Philippians 2:26 –
Epaphroditus longed (meaning of desire [I Peter 2:2], even great desire [I Thessalonians 3:6], as translated even as “lusteth” James 4:5) after his brethren (II Timothy 1:4).
Epaphroditus was full of heaviness because he caused his brethren to be concerned (cf. II Corinthians 12:14).
The term translated heaviness (Strong’s # 85) is the same used when Jesus was in the garden and is translated there as “very heavy” (Matthew 26:36-46 and Mark 14:32-42).
Think about how strong a term was used when you consider what heaviness is and causes (Psalms 119:28 and Proverbs 12:25, I Peter 1:6).
This sharing of sorrow is good (Romans 12:15 and I Corinthians 12:26).
Philippians 2:27 –
Even during this time wherein miracles were performed, some Christians got sick (II Timothy 4:20) and at some point all died (Hebrews 9:27).
If Paul was saying Epaphroditus was healed [God had mercy on him], that was certainly a possibility in that time (Matthew 10:1, Acts 28:8, and James 5:14-15).
Paul explained that God’s mercy on Epaphroditus was also mercy on himself as not to give him greater sorrow. Remember, there was always much on the mind of Paul in the way of sorrow (Romans 9:1-3) and that can destroy a person (II Corinthians 2:7).
Philippians 2:28 –
Paul sent Epaphroditus back to Philippi carefully [“speedily, sooner”; Strong’s # 4708] for their rejoicing at his presence (cf. II Corinthians 7:6).
Among faithful saints, there should be a longing to see one another (Acts 20:36-38).
Philippians 2:29 –
Now Paul commends Epaphroditus so that his reception of the saints in Philippi would be honorable.

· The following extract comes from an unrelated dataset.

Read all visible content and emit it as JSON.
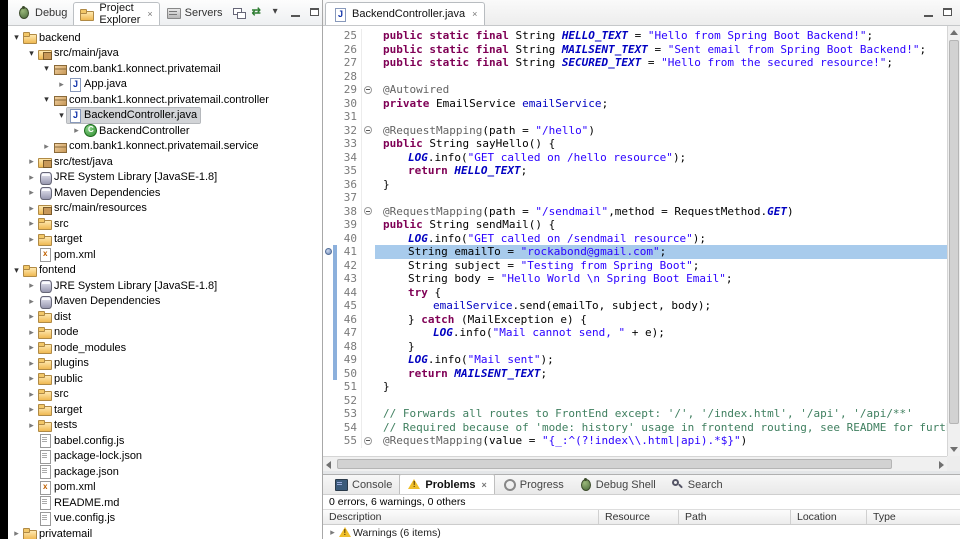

This is a common practice among faithful saints (Acts 9:26-31, Acts 18:24-28, Romans 16:1-4, I Corinthians 16:10, Colossians 4:10, Philemon 1:15-17, and III John 1:12; cf. Proverbs 12:8).
Philippians 2:30 –
Epaphroditus put his life on the line for the work of Christ (Acts 5:40-42, Romans 8:35-39, II Corinthians 4:8-5:1, II Corinthians 12:10, and I Thessalonians 3:3-4).
Epaphroditus supplied their lack of service toward him (as always addressed; Philippians 4:11-18).
© 2017 This material may not be used for sale or other means to have financial gain. Use this as a tool for your own studies if such is helpful! Preachers are welcome to this work, but please do not use my work so that you can be lazy and not do your own studies. – Brian A. Yeager